But according to Åkesson, the party is its own worst enemy.
“Our biggest problem is that we have not been able to build real credibility,” he said at a conference at the Riksdag on Saturday.
The party leader said it was uncertain whether SD could fix its credibility issues before the September 9th elections, but he said that the party would not benefit from moving further to the right on immigration issues because parties like the Social Democrats and Moderates have “snatched our politics” within the area.
“I do not think we'll win anything by getting tougher and harder,” he said.
A key voter poll in December showed that the Sweden Democrats have fallen behind the centre-right Moderates as Sweden’s second-largest political party. The Sweden Democrats dropped 3.6 percentage points in Statistics Sweden’s Party Preference Survey, landing on 14.2 percent. If the election were held today they would still have made a gain of 1.9 percent compared to the 2014 election, but the loss was the biggest recorded drop in voter support in months.
Åkesson said that SD’s goal must be to emerge as a legitimate government alternative and in the long run to be seen as a party that could govern the country.
“The next term of office will be crucial for us to establish ourselves as a government alternative,” he said. “We must compromise and be pragmatic.”
Åkesson claimed in his speech that the responsibility for “loosening the parliamentary knot” lies with Sweden’s other parties, who have thus far refused to cooperate with SD. The other parties will eventually come around to working with the Sweden Democrats, he said.

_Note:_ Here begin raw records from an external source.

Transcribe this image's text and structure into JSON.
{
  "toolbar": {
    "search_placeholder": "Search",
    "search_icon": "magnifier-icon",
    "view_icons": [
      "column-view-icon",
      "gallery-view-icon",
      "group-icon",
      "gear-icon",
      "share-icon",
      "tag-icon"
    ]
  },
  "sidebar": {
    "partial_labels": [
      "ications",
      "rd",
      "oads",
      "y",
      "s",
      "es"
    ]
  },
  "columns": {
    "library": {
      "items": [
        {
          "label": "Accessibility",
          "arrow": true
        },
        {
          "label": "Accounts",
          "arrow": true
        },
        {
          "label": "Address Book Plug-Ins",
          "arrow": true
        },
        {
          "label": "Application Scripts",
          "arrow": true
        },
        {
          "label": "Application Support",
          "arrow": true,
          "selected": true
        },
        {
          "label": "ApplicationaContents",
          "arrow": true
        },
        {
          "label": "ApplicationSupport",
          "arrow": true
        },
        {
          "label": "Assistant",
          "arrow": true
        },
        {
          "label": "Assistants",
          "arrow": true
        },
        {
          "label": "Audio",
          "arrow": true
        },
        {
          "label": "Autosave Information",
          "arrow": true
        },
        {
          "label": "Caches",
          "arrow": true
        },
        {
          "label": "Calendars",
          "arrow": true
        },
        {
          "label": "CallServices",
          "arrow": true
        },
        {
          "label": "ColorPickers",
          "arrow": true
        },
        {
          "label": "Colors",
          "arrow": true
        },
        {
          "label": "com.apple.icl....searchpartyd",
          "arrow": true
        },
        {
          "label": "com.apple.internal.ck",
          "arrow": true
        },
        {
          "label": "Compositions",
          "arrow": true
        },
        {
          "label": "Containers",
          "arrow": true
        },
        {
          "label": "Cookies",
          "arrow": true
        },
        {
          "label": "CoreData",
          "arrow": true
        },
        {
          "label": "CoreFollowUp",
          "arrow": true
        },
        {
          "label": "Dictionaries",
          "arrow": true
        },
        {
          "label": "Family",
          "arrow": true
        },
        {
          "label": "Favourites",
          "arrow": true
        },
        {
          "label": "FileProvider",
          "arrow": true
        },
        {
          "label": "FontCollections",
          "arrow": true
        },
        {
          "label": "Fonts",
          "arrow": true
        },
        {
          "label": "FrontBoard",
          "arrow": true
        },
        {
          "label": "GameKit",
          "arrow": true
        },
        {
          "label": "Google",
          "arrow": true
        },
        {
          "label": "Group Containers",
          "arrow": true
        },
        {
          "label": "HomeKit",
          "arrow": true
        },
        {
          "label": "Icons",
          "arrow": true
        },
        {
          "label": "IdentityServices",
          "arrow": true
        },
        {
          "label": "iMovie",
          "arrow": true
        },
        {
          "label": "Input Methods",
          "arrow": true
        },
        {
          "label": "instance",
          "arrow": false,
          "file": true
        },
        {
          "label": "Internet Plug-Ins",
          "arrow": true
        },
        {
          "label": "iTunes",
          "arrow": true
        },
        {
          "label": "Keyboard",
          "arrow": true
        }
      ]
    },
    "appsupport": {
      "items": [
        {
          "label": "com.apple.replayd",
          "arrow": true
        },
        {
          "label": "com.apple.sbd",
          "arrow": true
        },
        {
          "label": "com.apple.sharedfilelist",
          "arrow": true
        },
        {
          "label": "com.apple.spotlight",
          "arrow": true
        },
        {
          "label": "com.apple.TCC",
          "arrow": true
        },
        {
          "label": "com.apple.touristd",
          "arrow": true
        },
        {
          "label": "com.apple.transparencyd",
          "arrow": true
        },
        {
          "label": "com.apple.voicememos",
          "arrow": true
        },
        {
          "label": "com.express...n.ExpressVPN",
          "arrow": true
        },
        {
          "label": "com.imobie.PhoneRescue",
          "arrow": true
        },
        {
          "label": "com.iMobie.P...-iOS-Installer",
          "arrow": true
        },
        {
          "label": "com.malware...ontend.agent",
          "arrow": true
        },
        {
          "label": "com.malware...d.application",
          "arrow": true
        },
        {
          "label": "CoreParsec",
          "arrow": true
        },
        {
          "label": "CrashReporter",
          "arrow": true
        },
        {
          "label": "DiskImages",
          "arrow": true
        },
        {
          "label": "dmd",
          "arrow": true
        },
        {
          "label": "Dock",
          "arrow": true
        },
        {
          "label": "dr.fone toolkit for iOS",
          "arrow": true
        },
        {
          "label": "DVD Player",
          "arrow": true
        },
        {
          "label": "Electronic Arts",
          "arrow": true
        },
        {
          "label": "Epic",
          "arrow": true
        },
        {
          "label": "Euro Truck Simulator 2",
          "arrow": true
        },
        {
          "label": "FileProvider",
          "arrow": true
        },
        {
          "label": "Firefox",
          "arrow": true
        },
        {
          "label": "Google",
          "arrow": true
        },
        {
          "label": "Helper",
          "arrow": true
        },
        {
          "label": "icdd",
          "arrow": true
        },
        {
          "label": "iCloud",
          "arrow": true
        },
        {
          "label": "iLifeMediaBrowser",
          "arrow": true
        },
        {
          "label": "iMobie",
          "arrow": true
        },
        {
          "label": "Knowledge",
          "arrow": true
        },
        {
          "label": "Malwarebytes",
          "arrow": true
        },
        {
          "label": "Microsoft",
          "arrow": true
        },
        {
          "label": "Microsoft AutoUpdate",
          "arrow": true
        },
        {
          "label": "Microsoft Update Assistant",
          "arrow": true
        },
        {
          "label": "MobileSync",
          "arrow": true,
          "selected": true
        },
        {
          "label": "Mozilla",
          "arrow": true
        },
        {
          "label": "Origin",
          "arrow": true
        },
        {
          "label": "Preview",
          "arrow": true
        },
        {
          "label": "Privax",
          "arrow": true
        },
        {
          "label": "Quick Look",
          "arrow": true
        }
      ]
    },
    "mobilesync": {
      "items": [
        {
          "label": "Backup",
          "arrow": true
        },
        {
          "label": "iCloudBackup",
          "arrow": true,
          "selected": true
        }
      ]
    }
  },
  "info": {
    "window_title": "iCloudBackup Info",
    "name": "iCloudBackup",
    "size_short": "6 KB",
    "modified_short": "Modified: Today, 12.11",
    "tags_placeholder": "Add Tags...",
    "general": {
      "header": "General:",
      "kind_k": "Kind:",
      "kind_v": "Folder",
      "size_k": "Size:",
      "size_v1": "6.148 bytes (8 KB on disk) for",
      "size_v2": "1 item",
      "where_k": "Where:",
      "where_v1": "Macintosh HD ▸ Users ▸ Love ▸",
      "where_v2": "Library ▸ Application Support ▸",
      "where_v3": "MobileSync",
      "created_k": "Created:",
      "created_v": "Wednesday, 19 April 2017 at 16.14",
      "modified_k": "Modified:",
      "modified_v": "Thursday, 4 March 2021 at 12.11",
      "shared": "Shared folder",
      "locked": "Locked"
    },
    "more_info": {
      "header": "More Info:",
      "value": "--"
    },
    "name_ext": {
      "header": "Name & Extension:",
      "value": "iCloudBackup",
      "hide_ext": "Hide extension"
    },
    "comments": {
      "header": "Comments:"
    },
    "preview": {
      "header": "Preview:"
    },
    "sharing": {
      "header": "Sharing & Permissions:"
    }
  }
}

The country’s two largest parties, the Social Democrats and the Moderates, have painted the Swedish Democrats as a main opponent in the fall of the fall. With issues such as law and order, integration and immigration at the top of the agenda, the two major parties are trying to attract voters who may otherwise be attracted to SD.